■ Source material ■
- Opening Delimiter -

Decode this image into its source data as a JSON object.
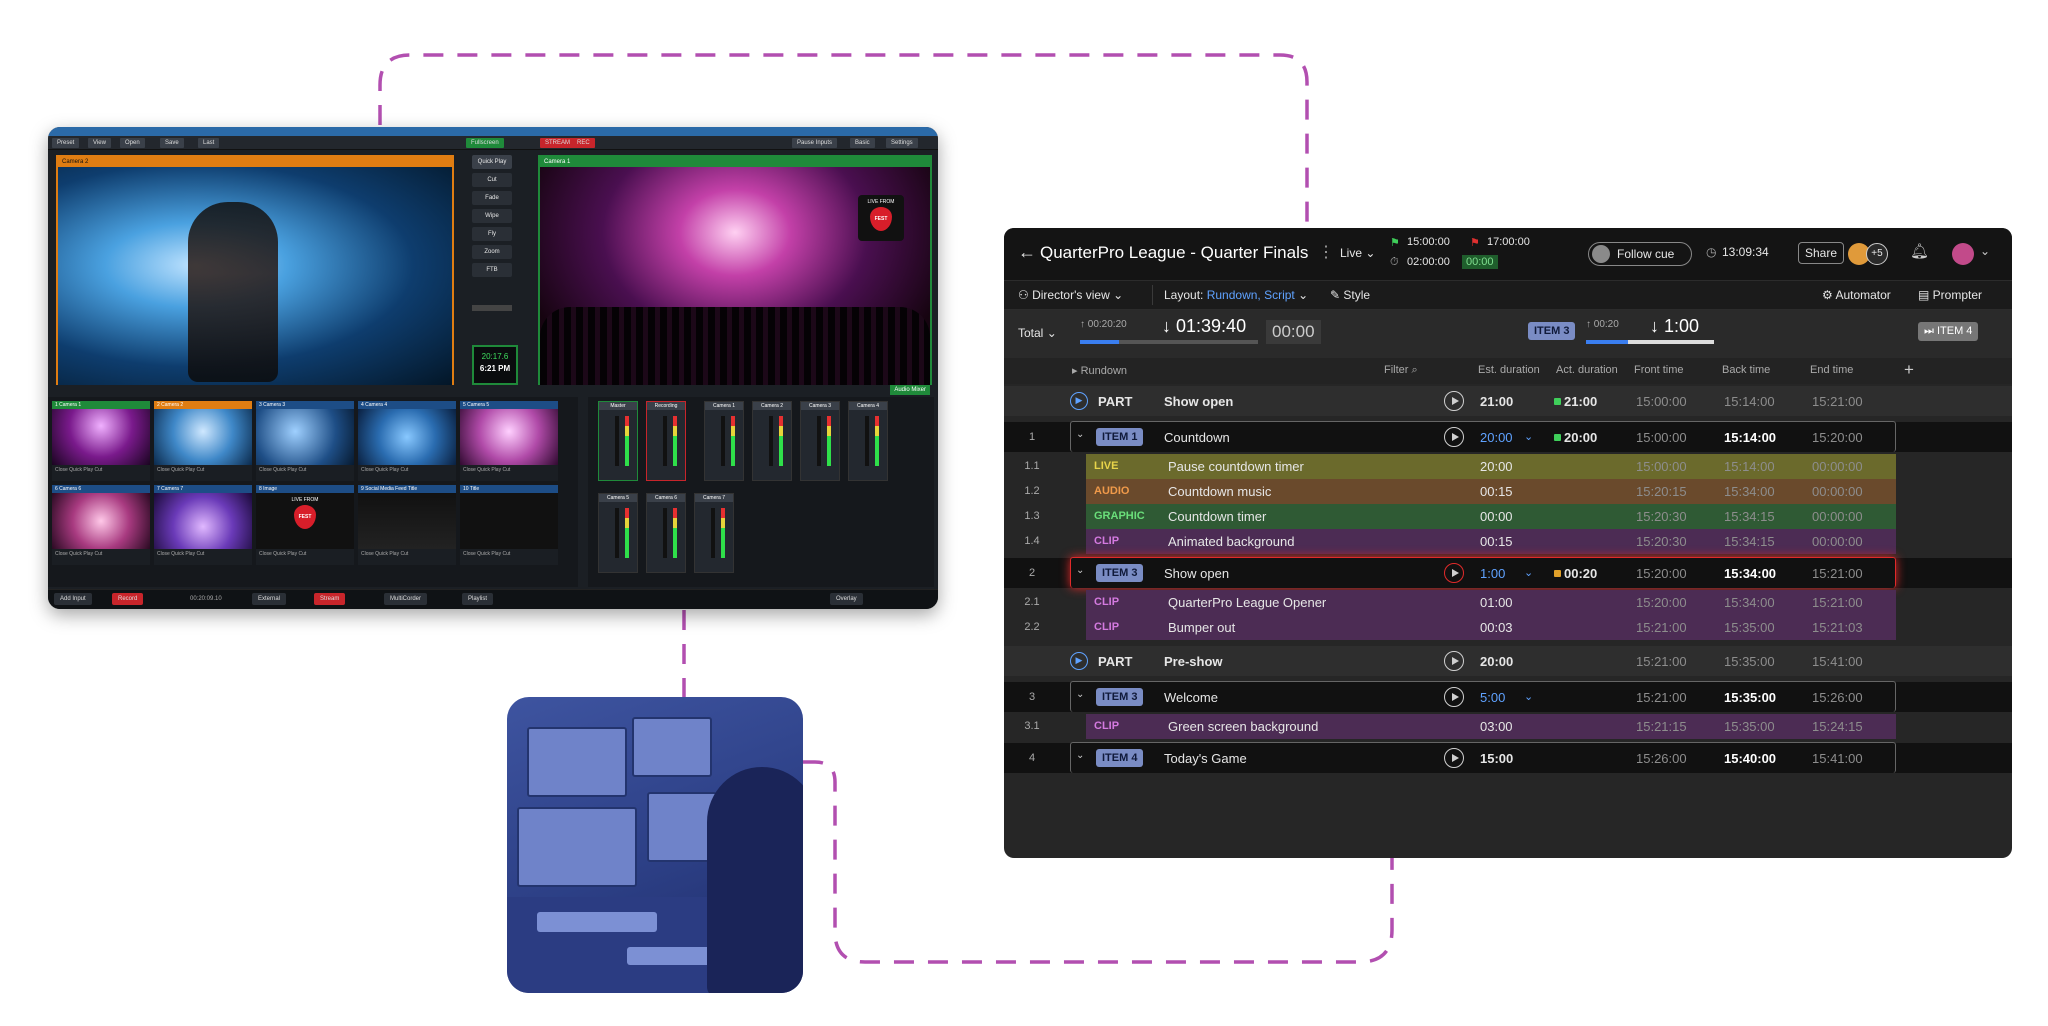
{
  "vmix": {
    "menu": [
      "Preset",
      "View",
      "Open",
      "Save",
      "Last"
    ],
    "fullscreen": "Fullscreen",
    "stream": "STREAM",
    "rec": "REC",
    "right_menu": [
      "Pause Inputs",
      "Basic",
      "Settings"
    ],
    "preview_label": "Camera 2",
    "program_label": "Camera 1",
    "badge_top": "LIVE FROM",
    "badge_pick": "FEST",
    "transitions": [
      "Quick Play",
      "Cut",
      "Fade",
      "Wipe",
      "Fly",
      "Zoom",
      "FTB"
    ],
    "clock_time": "20:17.6",
    "clock_pm": "6:21 PM",
    "inputs": [
      {
        "label": "1  Camera 1",
        "style": "g"
      },
      {
        "label": "2  Camera 2",
        "style": "o"
      },
      {
        "label": "3  Camera 3",
        "style": "b"
      },
      {
        "label": "4  Camera 4",
        "style": "b"
      },
      {
        "label": "5  Camera 5",
        "style": "b"
      },
      {
        "label": "6  Camera 6",
        "style": "b"
      },
      {
        "label": "7  Camera 7",
        "style": "b"
      },
      {
        "label": "8  Image",
        "style": "b"
      },
      {
        "label": "9  Social Media Feed Title",
        "style": "b"
      },
      {
        "label": "10  Title",
        "style": "b"
      }
    ],
    "input_controls": "Close  Quick Play  Cut",
    "mixer": [
      "Master",
      "Recording",
      "Camera 1",
      "Camera 2",
      "Camera 3",
      "Camera 4",
      "Camera 5",
      "Camera 6",
      "Camera 7"
    ],
    "audio_mixer": "Audio Mixer",
    "bottom": [
      "Add Input",
      "Record",
      "External",
      "Stream",
      "MultiCorder",
      "Playlist",
      "Overlay"
    ],
    "record_time": "00:20:09.10"
  },
  "rundown": {
    "back": "←",
    "title": "QuarterPro League - Quarter Finals",
    "mode": "Live",
    "start_time": "15:00:00",
    "end_time": "17:00:00",
    "elapsed": "02:00:00",
    "elapsed_badge": "00:00",
    "follow_cue": "Follow cue",
    "clock": "13:09:34",
    "share": "Share",
    "plus_users": "+5",
    "view": "Director's view",
    "layout_label": "Layout:",
    "layout_value": "Rundown, Script",
    "style": "Style",
    "automator": "Automator",
    "prompter": "Prompter",
    "total": "Total",
    "total_small": "00:20:20",
    "total_big": "01:39:40",
    "total_over": "00:00",
    "cur_item": "ITEM 3",
    "cur_small": "00:20",
    "cur_big": "1:00",
    "next_item": "ITEM 4",
    "col_rundown": "Rundown",
    "col_filter": "Filter",
    "cols": [
      "Est. duration",
      "Act. duration",
      "Front time",
      "Back time",
      "End time"
    ],
    "rows": [
      {
        "type": "part",
        "title": "Show open",
        "est": "21:00",
        "act": "21:00",
        "front": "15:00:00",
        "back": "15:14:00",
        "end": "15:21:00"
      },
      {
        "type": "item",
        "num": "1",
        "tag": "ITEM 1",
        "title": "Countdown",
        "est": "20:00",
        "act": "20:00",
        "front": "15:00:00",
        "back": "15:14:00",
        "end": "15:20:00"
      },
      {
        "type": "sub",
        "num": "1.1",
        "kind": "LIVE",
        "title": "Pause countdown timer",
        "est": "20:00",
        "front": "15:00:00",
        "back": "15:14:00",
        "end": "00:00:00"
      },
      {
        "type": "sub",
        "num": "1.2",
        "kind": "AUDIO",
        "title": "Countdown music",
        "est": "00:15",
        "front": "15:20:15",
        "back": "15:34:00",
        "end": "00:00:00"
      },
      {
        "type": "sub",
        "num": "1.3",
        "kind": "GRAPHIC",
        "title": "Countdown timer",
        "est": "00:00",
        "front": "15:20:30",
        "back": "15:34:15",
        "end": "00:00:00"
      },
      {
        "type": "sub",
        "num": "1.4",
        "kind": "CLIP",
        "title": "Animated background",
        "est": "00:15",
        "front": "15:20:30",
        "back": "15:34:15",
        "end": "00:00:00"
      },
      {
        "type": "item",
        "num": "2",
        "tag": "ITEM 3",
        "title": "Show open",
        "est": "1:00",
        "act": "00:20",
        "front": "15:20:00",
        "back": "15:34:00",
        "end": "15:21:00",
        "live": true
      },
      {
        "type": "sub",
        "num": "2.1",
        "kind": "CLIP",
        "title": "QuarterPro League Opener",
        "est": "01:00",
        "front": "15:20:00",
        "back": "15:34:00",
        "end": "15:21:00"
      },
      {
        "type": "sub",
        "num": "2.2",
        "kind": "CLIP",
        "title": "Bumper out",
        "est": "00:03",
        "front": "15:21:00",
        "back": "15:35:00",
        "end": "15:21:03"
      },
      {
        "type": "part",
        "title": "Pre-show",
        "est": "20:00",
        "act": "",
        "front": "15:21:00",
        "back": "15:35:00",
        "end": "15:41:00"
      },
      {
        "type": "item",
        "num": "3",
        "tag": "ITEM 3",
        "title": "Welcome",
        "est": "5:00",
        "act": "",
        "front": "15:21:00",
        "back": "15:35:00",
        "end": "15:26:00"
      },
      {
        "type": "sub",
        "num": "3.1",
        "kind": "CLIP",
        "title": "Green screen background",
        "est": "03:00",
        "front": "15:21:15",
        "back": "15:35:00",
        "end": "15:24:15"
      },
      {
        "type": "item",
        "num": "4",
        "tag": "ITEM 4",
        "title": "Today's Game",
        "est": "15:00",
        "act": "",
        "front": "15:26:00",
        "back": "15:40:00",
        "end": "15:41:00"
      }
    ],
    "part_label": "PART",
    "colors": {
      "live": "#6b6a2c",
      "audio": "#6a4a2c",
      "graphic": "#2f5a34",
      "clip": "#4c2c54",
      "tag": "#7a8cc4",
      "accent_blue": "#5fa2ff",
      "live_red": "#e02a2a"
    }
  }
}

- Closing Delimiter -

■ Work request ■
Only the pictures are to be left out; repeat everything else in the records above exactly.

■ Written answer ■
Decode this image into its source data as a JSON object.
{
  "vmix": {
    "menu": [
      "Preset",
      "View",
      "Open",
      "Save",
      "Last"
    ],
    "fullscreen": "Fullscreen",
    "stream": "STREAM",
    "rec": "REC",
    "right_menu": [
      "Pause Inputs",
      "Basic",
      "Settings"
    ],
    "preview_label": "Camera 2",
    "program_label": "Camera 1",
    "badge_top": "LIVE FROM",
    "badge_pick": "FEST",
    "transitions": [
      "Quick Play",
      "Cut",
      "Fade",
      "Wipe",
      "Fly",
      "Zoom",
      "FTB"
    ],
    "clock_time": "20:17.6",
    "clock_pm": "6:21 PM",
    "inputs": [
      {
        "label": "1  Camera 1",
        "style": "g"
      },
      {
        "label": "2  Camera 2",
        "style": "o"
      },
      {
        "label": "3  Camera 3",
        "style": "b"
      },
      {
        "label": "4  Camera 4",
        "style": "b"
      },
      {
        "label": "5  Camera 5",
        "style": "b"
      },
      {
        "label": "6  Camera 6",
        "style": "b"
      },
      {
        "label": "7  Camera 7",
        "style": "b"
      },
      {
        "label": "8  Image",
        "style": "b"
      },
      {
        "label": "9  Social Media Feed Title",
        "style": "b"
      },
      {
        "label": "10  Title",
        "style": "b"
      }
    ],
    "input_controls": "Close  Quick Play  Cut",
    "mixer": [
      "Master",
      "Recording",
      "Camera 1",
      "Camera 2",
      "Camera 3",
      "Camera 4",
      "Camera 5",
      "Camera 6",
      "Camera 7"
    ],
    "audio_mixer": "Audio Mixer",
    "bottom": [
      "Add Input",
      "Record",
      "External",
      "Stream",
      "MultiCorder",
      "Playlist",
      "Overlay"
    ],
    "record_time": "00:20:09.10"
  },
  "rundown": {
    "back": "←",
    "title": "QuarterPro League - Quarter Finals",
    "mode": "Live",
    "start_time": "15:00:00",
    "end_time": "17:00:00",
    "elapsed": "02:00:00",
    "elapsed_badge": "00:00",
    "follow_cue": "Follow cue",
    "clock": "13:09:34",
    "share": "Share",
    "plus_users": "+5",
    "view": "Director's view",
    "layout_label": "Layout:",
    "layout_value": "Rundown, Script",
    "style": "Style",
    "automator": "Automator",
    "prompter": "Prompter",
    "total": "Total",
    "total_small": "00:20:20",
    "total_big": "01:39:40",
    "total_over": "00:00",
    "cur_item": "ITEM 3",
    "cur_small": "00:20",
    "cur_big": "1:00",
    "next_item": "ITEM 4",
    "col_rundown": "Rundown",
    "col_filter": "Filter",
    "cols": [
      "Est. duration",
      "Act. duration",
      "Front time",
      "Back time",
      "End time"
    ],
    "rows": [
      {
        "type": "part",
        "title": "Show open",
        "est": "21:00",
        "act": "21:00",
        "front": "15:00:00",
        "back": "15:14:00",
        "end": "15:21:00"
      },
      {
        "type": "item",
        "num": "1",
        "tag": "ITEM 1",
        "title": "Countdown",
        "est": "20:00",
        "act": "20:00",
        "front": "15:00:00",
        "back": "15:14:00",
        "end": "15:20:00"
      },
      {
        "type": "sub",
        "num": "1.1",
        "kind": "LIVE",
        "title": "Pause countdown timer",
        "est": "20:00",
        "front": "15:00:00",
        "back": "15:14:00",
        "end": "00:00:00"
      },
      {
        "type": "sub",
        "num": "1.2",
        "kind": "AUDIO",
        "title": "Countdown music",
        "est": "00:15",
        "front": "15:20:15",
        "back": "15:34:00",
        "end": "00:00:00"
      },
      {
        "type": "sub",
        "num": "1.3",
        "kind": "GRAPHIC",
        "title": "Countdown timer",
        "est": "00:00",
        "front": "15:20:30",
        "back": "15:34:15",
        "end": "00:00:00"
      },
      {
        "type": "sub",
        "num": "1.4",
        "kind": "CLIP",
        "title": "Animated background",
        "est": "00:15",
        "front": "15:20:30",
        "back": "15:34:15",
        "end": "00:00:00"
      },
      {
        "type": "item",
        "num": "2",
        "tag": "ITEM 3",
        "title": "Show open",
        "est": "1:00",
        "act": "00:20",
        "front": "15:20:00",
        "back": "15:34:00",
        "end": "15:21:00",
        "live": true
      },
      {
        "type": "sub",
        "num": "2.1",
        "kind": "CLIP",
        "title": "QuarterPro League Opener",
        "est": "01:00",
        "front": "15:20:00",
        "back": "15:34:00",
        "end": "15:21:00"
      },
      {
        "type": "sub",
        "num": "2.2",
        "kind": "CLIP",
        "title": "Bumper out",
        "est": "00:03",
        "front": "15:21:00",
        "back": "15:35:00",
        "end": "15:21:03"
      },
      {
        "type": "part",
        "title": "Pre-show",
        "est": "20:00",
        "act": "",
        "front": "15:21:00",
        "back": "15:35:00",
        "end": "15:41:00"
      },
      {
        "type": "item",
        "num": "3",
        "tag": "ITEM 3",
        "title": "Welcome",
        "est": "5:00",
        "act": "",
        "front": "15:21:00",
        "back": "15:35:00",
        "end": "15:26:00"
      },
      {
        "type": "sub",
        "num": "3.1",
        "kind": "CLIP",
        "title": "Green screen background",
        "est": "03:00",
        "front": "15:21:15",
        "back": "15:35:00",
        "end": "15:24:15"
      },
      {
        "type": "item",
        "num": "4",
        "tag": "ITEM 4",
        "title": "Today's Game",
        "est": "15:00",
        "act": "",
        "front": "15:26:00",
        "back": "15:40:00",
        "end": "15:41:00"
      }
    ],
    "part_label": "PART",
    "colors": {
      "live": "#6b6a2c",
      "audio": "#6a4a2c",
      "graphic": "#2f5a34",
      "clip": "#4c2c54",
      "tag": "#7a8cc4",
      "accent_blue": "#5fa2ff",
      "live_red": "#e02a2a"
    }
  }
}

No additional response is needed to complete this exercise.